START TASK INPUT

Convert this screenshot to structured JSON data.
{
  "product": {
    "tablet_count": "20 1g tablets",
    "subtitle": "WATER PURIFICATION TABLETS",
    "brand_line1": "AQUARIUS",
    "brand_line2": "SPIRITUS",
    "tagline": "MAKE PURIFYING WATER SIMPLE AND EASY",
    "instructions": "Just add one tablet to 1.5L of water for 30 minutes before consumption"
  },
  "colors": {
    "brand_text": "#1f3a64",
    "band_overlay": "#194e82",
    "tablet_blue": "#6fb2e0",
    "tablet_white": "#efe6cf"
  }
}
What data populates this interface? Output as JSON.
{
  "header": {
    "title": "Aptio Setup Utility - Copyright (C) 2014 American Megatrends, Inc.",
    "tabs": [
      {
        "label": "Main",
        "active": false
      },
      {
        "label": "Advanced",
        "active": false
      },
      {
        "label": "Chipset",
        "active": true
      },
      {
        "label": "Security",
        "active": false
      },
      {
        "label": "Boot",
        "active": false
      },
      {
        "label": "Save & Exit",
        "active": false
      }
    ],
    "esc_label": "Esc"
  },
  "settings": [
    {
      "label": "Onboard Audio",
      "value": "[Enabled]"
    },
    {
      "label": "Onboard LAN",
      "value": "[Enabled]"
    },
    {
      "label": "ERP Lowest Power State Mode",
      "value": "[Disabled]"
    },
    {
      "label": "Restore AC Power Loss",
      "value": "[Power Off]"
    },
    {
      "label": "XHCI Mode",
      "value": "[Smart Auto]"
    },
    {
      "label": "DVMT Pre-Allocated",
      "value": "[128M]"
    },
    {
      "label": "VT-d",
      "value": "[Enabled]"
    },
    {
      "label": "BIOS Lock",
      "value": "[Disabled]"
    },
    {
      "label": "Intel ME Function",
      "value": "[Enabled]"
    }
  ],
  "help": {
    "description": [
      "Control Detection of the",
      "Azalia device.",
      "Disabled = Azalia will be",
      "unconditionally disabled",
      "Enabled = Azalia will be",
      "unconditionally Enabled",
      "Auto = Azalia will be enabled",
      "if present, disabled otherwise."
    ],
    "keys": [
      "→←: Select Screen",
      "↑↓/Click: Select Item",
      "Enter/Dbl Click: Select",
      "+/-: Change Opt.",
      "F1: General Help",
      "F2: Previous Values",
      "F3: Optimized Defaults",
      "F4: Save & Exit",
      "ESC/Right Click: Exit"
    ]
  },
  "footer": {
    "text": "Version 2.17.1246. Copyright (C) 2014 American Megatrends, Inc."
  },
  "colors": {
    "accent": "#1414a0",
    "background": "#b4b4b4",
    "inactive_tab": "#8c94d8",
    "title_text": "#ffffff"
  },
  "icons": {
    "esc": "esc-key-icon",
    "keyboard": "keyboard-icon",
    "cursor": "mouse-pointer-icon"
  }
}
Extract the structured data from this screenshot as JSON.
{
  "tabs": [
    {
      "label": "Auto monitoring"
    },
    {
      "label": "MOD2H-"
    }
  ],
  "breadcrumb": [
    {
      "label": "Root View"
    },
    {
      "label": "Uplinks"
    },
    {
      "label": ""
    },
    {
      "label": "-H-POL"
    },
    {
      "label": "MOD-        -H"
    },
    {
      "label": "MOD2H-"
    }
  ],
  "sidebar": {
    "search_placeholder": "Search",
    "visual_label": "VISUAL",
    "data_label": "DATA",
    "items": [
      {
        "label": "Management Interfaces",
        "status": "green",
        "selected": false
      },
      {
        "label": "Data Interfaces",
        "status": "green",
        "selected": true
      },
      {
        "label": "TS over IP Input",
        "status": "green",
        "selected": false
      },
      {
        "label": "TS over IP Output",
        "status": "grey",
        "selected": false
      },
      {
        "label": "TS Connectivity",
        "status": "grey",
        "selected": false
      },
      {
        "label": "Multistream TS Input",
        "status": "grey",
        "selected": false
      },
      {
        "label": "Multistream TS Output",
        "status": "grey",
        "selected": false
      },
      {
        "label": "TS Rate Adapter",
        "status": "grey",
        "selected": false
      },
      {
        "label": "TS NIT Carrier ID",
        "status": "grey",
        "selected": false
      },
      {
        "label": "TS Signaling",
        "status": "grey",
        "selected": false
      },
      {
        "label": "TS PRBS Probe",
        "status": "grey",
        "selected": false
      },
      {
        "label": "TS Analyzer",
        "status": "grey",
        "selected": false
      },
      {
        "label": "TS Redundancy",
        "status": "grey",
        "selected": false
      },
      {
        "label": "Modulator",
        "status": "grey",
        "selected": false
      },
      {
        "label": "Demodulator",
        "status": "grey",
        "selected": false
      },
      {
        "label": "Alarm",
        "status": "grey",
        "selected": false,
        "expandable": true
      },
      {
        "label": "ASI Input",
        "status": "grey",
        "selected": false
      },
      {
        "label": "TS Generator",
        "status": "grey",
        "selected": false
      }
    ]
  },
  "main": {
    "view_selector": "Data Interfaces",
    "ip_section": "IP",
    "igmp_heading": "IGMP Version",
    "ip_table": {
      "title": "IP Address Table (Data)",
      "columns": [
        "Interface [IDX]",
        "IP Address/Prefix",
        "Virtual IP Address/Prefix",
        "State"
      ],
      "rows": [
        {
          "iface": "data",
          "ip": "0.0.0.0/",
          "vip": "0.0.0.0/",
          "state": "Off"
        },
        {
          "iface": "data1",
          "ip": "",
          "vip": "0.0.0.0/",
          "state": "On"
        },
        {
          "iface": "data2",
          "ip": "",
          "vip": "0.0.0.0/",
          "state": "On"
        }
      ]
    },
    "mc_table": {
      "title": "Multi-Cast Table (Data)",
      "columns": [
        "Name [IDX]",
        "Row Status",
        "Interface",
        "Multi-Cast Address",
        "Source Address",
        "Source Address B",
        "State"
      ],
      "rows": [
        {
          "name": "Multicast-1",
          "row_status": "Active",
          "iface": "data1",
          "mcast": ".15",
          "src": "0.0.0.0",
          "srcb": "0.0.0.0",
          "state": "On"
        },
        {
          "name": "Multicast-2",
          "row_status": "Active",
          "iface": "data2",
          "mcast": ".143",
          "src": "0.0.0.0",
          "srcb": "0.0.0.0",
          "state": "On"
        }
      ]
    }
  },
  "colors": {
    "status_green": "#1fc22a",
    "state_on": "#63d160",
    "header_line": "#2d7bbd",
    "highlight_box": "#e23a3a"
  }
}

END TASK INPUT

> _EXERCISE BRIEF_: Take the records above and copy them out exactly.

> _SOLVED PROBLEM_:
Convert this screenshot to structured JSON data.
{
  "product": {
    "tablet_count": "20 1g tablets",
    "subtitle": "WATER PURIFICATION TABLETS",
    "brand_line1": "AQUARIUS",
    "brand_line2": "SPIRITUS",
    "tagline": "MAKE PURIFYING WATER SIMPLE AND EASY",
    "instructions": "Just add one tablet to 1.5L of water for 30 minutes before consumption"
  },
  "colors": {
    "brand_text": "#1f3a64",
    "band_overlay": "#194e82",
    "tablet_blue": "#6fb2e0",
    "tablet_white": "#efe6cf"
  }
}
What data populates this interface? Output as JSON.
{
  "header": {
    "title": "Aptio Setup Utility - Copyright (C) 2014 American Megatrends, Inc.",
    "tabs": [
      {
        "label": "Main",
        "active": false
      },
      {
        "label": "Advanced",
        "active": false
      },
      {
        "label": "Chipset",
        "active": true
      },
      {
        "label": "Security",
        "active": false
      },
      {
        "label": "Boot",
        "active": false
      },
      {
        "label": "Save & Exit",
        "active": false
      }
    ],
    "esc_label": "Esc"
  },
  "settings": [
    {
      "label": "Onboard Audio",
      "value": "[Enabled]"
    },
    {
      "label": "Onboard LAN",
      "value": "[Enabled]"
    },
    {
      "label": "ERP Lowest Power State Mode",
      "value": "[Disabled]"
    },
    {
      "label": "Restore AC Power Loss",
      "value": "[Power Off]"
    },
    {
      "label": "XHCI Mode",
      "value": "[Smart Auto]"
    },
    {
      "label": "DVMT Pre-Allocated",
      "value": "[128M]"
    },
    {
      "label": "VT-d",
      "value": "[Enabled]"
    },
    {
      "label": "BIOS Lock",
      "value": "[Disabled]"
    },
    {
      "label": "Intel ME Function",
      "value": "[Enabled]"
    }
  ],
  "help": {
    "description": [
      "Control Detection of the",
      "Azalia device.",
      "Disabled = Azalia will be",
      "unconditionally disabled",
      "Enabled = Azalia will be",
      "unconditionally Enabled",
      "Auto = Azalia will be enabled",
      "if present, disabled otherwise."
    ],
    "keys": [
      "→←: Select Screen",
      "↑↓/Click: Select Item",
      "Enter/Dbl Click: Select",
      "+/-: Change Opt.",
      "F1: General Help",
      "F2: Previous Values",
      "F3: Optimized Defaults",
      "F4: Save & Exit",
      "ESC/Right Click: Exit"
    ]
  },
  "footer": {
    "text": "Version 2.17.1246. Copyright (C) 2014 American Megatrends, Inc."
  },
  "colors": {
    "accent": "#1414a0",
    "background": "#b4b4b4",
    "inactive_tab": "#8c94d8",
    "title_text": "#ffffff"
  },
  "icons": {
    "esc": "esc-key-icon",
    "keyboard": "keyboard-icon",
    "cursor": "mouse-pointer-icon"
  }
}
Extract the structured data from this screenshot as JSON.
{
  "tabs": [
    {
      "label": "Auto monitoring"
    },
    {
      "label": "MOD2H-"
    }
  ],
  "breadcrumb": [
    {
      "label": "Root View"
    },
    {
      "label": "Uplinks"
    },
    {
      "label": ""
    },
    {
      "label": "-H-POL"
    },
    {
      "label": "MOD-        -H"
    },
    {
      "label": "MOD2H-"
    }
  ],
  "sidebar": {
    "search_placeholder": "Search",
    "visual_label": "VISUAL",
    "data_label": "DATA",
    "items": [
      {
        "label": "Management Interfaces",
        "status": "green",
        "selected": false
      },
      {
        "label": "Data Interfaces",
        "status": "green",
        "selected": true
      },
      {
        "label": "TS over IP Input",
        "status": "green",
        "selected": false
      },
      {
        "label": "TS over IP Output",
        "status": "grey",
        "selected": false
      },
      {
        "label": "TS Connectivity",
        "status": "grey",
        "selected": false
      },
      {
        "label": "Multistream TS Input",
        "status": "grey",
        "selected": false
      },
      {
        "label": "Multistream TS Output",
        "status": "grey",
        "selected": false
      },
      {
        "label": "TS Rate Adapter",
        "status": "grey",
        "selected": false
      },
      {
        "label": "TS NIT Carrier ID",
        "status": "grey",
        "selected": false
      },
      {
        "label": "TS Signaling",
        "status": "grey",
        "selected": false
      },
      {
        "label": "TS PRBS Probe",
        "status": "grey",
        "selected": false
      },
      {
        "label": "TS Analyzer",
        "status": "grey",
        "selected": false
      },
      {
        "label": "TS Redundancy",
        "status": "grey",
        "selected": false
      },
      {
        "label": "Modulator",
        "status": "grey",
        "selected": false
      },
      {
        "label": "Demodulator",
        "status": "grey",
        "selected": false
      },
      {
        "label": "Alarm",
        "status": "grey",
        "selected": false,
        "expandable": true
      },
      {
        "label": "ASI Input",
        "status": "grey",
        "selected": false
      },
      {
        "label": "TS Generator",
        "status": "grey",
        "selected": false
      }
    ]
  },
  "main": {
    "view_selector": "Data Interfaces",
    "ip_section": "IP",
    "igmp_heading": "IGMP Version",
    "ip_table": {
      "title": "IP Address Table (Data)",
      "columns": [
        "Interface [IDX]",
        "IP Address/Prefix",
        "Virtual IP Address/Prefix",
        "State"
      ],
      "rows": [
        {
          "iface": "data",
          "ip": "0.0.0.0/",
          "vip": "0.0.0.0/",
          "state": "Off"
        },
        {
          "iface": "data1",
          "ip": "",
          "vip": "0.0.0.0/",
          "state": "On"
        },
        {
          "iface": "data2",
          "ip": "",
          "vip": "0.0.0.0/",
          "state": "On"
        }
      ]
    },
    "mc_table": {
      "title": "Multi-Cast Table (Data)",
      "columns": [
        "Name [IDX]",
        "Row Status",
        "Interface",
        "Multi-Cast Address",
        "Source Address",
        "Source Address B",
        "State"
      ],
      "rows": [
        {
          "name": "Multicast-1",
          "row_status": "Active",
          "iface": "data1",
          "mcast": ".15",
          "src": "0.0.0.0",
          "srcb": "0.0.0.0",
          "state": "On"
        },
        {
          "name": "Multicast-2",
          "row_status": "Active",
          "iface": "data2",
          "mcast": ".143",
          "src": "0.0.0.0",
          "srcb": "0.0.0.0",
          "state": "On"
        }
      ]
    }
  },
  "colors": {
    "status_green": "#1fc22a",
    "state_on": "#63d160",
    "header_line": "#2d7bbd",
    "highlight_box": "#e23a3a"
  }
}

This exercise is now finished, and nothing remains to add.